Displaying 30+ Stories
Allow Ads
CBNNews.com

America Hears Impeachment Testimony for First Time

11-13-2019
6103551285001
CBNFAITHNATION111319CC_HD1080_68.499_272
Career Foreign Service officer George Kent and top U.S. diplomat in Ukraine William Taylor, right, are sworn in to testify during the first public impeachment hearing of the House Intelligence Committee on Capitol Hill, Wednesday in Washington. (AP Photo)
Career Foreign Service officer George Kent and top U.S. diplomat in Ukraine William Taylor, right, are sworn in to testify during the first public impeachment hearing of the House Intelligence Committee on Capitol Hill, Wednesday in Washington. (AP Photo)

WASHINGTON - Democrats are taking their case for impeaching President Trump to your TV and electronic device. 

Wednesday marked the first of new public impeachment inquiry hearings broadcast to millions of Americans after weeks of closed-door meetings. 

Democrats in the impeachment inquiry are investigating whether the President is guilty of "bribery" or "high crimes and misdemeanors." That's a shift in focus after investigating a "quid pro quo" over Ukrainian investigations and a White House meeting and US aid. 

Cameras crowded the top US diplomats to Ukraine, who under oath revealed their previously disclosed testimony in public for the first time. 

Rep. Devin Nunes (R-CA), the ranking Republican on the House Intelligence Committee, said that "what we will witness today is a televised theatrical performance."

Thanking witnesses William Taylor, the US ambassador to Ukraine, and George Kent, the deputy assistant secretary for European and Eurasian Affairs, Nunes said, "I'd like to congratulate you for passing the Democrats' star chamber auditions held for the last weeks in the basement of the Capitol."

During the hearing, Ambassador Taylor added a new revelation to his previous testimony, adding that "at the time I gave my first deposition on October 22 I was not aware of this information." 

Taylor said a staffer at a restaurant with Gordon Sondland, the US ambassador to the European Union, heard President Trump speaking over the phone with Sondland. 

"A member of my staff could hear President Trump on the phone asking Ambassador Sondland about the investigations. Ambassador Sondland told President Trump the Ukrainians were ready to move forward," said Taylor. 

Taylor said "investigations" was a term "used to mean matters related to the 2016 elections and to investigations of Burisma and the Bidens."

"I had come to understand well before then that investigations was a term ambassadors Kurt Volker and Sondland used to mean matters related to the 2016 elections and to investigations of Burisma and the Bidens," Taylor said.

Taylor described a visit to the frontline of the conflict between Russia and Ukraine that came after President Trump's now-infamous July phone call with Zelensky.

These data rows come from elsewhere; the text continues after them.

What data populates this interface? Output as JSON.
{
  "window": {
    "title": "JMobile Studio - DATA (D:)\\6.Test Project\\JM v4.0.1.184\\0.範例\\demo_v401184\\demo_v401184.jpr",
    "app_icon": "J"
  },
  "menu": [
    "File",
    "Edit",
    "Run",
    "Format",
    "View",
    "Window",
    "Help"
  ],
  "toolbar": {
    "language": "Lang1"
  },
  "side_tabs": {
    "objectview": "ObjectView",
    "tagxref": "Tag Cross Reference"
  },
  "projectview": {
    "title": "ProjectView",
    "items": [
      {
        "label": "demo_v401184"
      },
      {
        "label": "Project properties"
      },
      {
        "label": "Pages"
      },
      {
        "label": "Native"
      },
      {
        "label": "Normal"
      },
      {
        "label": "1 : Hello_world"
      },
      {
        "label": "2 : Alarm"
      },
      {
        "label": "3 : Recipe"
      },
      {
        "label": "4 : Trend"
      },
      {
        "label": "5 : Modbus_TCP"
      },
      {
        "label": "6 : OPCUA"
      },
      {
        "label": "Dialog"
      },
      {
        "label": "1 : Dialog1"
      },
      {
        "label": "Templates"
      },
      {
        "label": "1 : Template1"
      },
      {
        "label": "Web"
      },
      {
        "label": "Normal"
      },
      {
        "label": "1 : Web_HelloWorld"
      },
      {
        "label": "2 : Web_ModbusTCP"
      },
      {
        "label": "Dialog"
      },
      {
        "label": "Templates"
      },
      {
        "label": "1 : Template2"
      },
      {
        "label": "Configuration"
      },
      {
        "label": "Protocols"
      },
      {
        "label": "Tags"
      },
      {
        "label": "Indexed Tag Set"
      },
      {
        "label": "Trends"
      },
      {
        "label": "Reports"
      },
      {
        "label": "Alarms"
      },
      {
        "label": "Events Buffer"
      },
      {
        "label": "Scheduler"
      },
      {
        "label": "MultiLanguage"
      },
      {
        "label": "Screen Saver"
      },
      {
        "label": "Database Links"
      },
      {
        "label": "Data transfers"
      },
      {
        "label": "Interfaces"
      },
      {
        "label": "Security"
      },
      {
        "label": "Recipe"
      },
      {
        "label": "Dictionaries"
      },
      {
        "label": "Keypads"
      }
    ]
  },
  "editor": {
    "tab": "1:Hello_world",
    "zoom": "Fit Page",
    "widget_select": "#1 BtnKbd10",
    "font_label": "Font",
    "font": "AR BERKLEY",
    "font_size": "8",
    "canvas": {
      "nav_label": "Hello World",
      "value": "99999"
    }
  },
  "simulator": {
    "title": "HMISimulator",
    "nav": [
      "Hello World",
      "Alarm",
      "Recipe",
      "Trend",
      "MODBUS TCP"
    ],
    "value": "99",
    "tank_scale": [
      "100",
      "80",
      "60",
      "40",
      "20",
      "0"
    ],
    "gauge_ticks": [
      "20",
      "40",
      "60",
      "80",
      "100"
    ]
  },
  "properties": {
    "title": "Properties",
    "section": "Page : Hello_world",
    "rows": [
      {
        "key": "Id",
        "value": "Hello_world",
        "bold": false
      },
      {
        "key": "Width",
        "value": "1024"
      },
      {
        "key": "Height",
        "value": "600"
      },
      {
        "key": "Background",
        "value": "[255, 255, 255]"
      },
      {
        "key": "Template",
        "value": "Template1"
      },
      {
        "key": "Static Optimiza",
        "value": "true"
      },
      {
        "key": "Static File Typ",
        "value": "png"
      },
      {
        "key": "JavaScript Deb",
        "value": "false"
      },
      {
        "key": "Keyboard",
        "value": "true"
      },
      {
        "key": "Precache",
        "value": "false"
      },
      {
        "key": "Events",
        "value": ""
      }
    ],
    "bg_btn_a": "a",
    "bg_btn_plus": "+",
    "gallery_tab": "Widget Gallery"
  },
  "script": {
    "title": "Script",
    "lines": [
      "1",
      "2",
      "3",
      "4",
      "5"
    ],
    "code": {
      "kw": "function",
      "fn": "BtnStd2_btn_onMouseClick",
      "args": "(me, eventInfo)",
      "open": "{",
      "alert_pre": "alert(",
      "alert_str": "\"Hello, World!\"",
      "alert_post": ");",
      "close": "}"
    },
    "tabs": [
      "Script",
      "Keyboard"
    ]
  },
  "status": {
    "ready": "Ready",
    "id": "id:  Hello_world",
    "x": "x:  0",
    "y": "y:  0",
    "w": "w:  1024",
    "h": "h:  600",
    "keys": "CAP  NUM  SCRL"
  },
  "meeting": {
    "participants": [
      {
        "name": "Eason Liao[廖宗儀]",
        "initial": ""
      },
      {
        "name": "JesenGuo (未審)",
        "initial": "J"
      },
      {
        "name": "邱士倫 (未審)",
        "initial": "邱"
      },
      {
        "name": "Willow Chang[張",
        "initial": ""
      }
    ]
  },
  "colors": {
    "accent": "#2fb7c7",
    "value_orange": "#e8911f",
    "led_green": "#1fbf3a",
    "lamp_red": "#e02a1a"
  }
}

"Russian-led forces continue to kill Ukrainians in the war one or two a week," said Taylor. 

An hour into the hearing the President retweeted a video from the official White House Twitter account that declared "New hoax. Same swamp."

"It's a witch hunt, it's a hoax," said President Trump in the Oval Office during a meeting with Turkish President Recep Tayyip Erdogan.  

Dismissing the ongoing hearings, the President said, "I'm too busy to watch it. I have not been briefed."

On the Biden corruption front, Deputy Assistant Secretary George P. Kent said he was concerned over former Vice President Joe Biden's son Hunter's role at a Ukrainian gas company. 

"There was the possibility of a perception of a conflict of interest," Kent said.  

Rep. Jim Jordan (R-Ohio) said Taylor's own testimony made no linkage between US aid to Ukraine and any investigation. 

"There was discussion of the security assistance but no linkage," said Taylor.

For their part, Republicans pressed home their point that the testimony of the career service officers was not firsthand. 

"They could be wrong, or they could be mistaken, or they could have heard it incorrectly, right Ambassador Taylor?" asked Rep. Michael Turner (R-Ohio).

"People make mistakes," said Taylor.

News Articles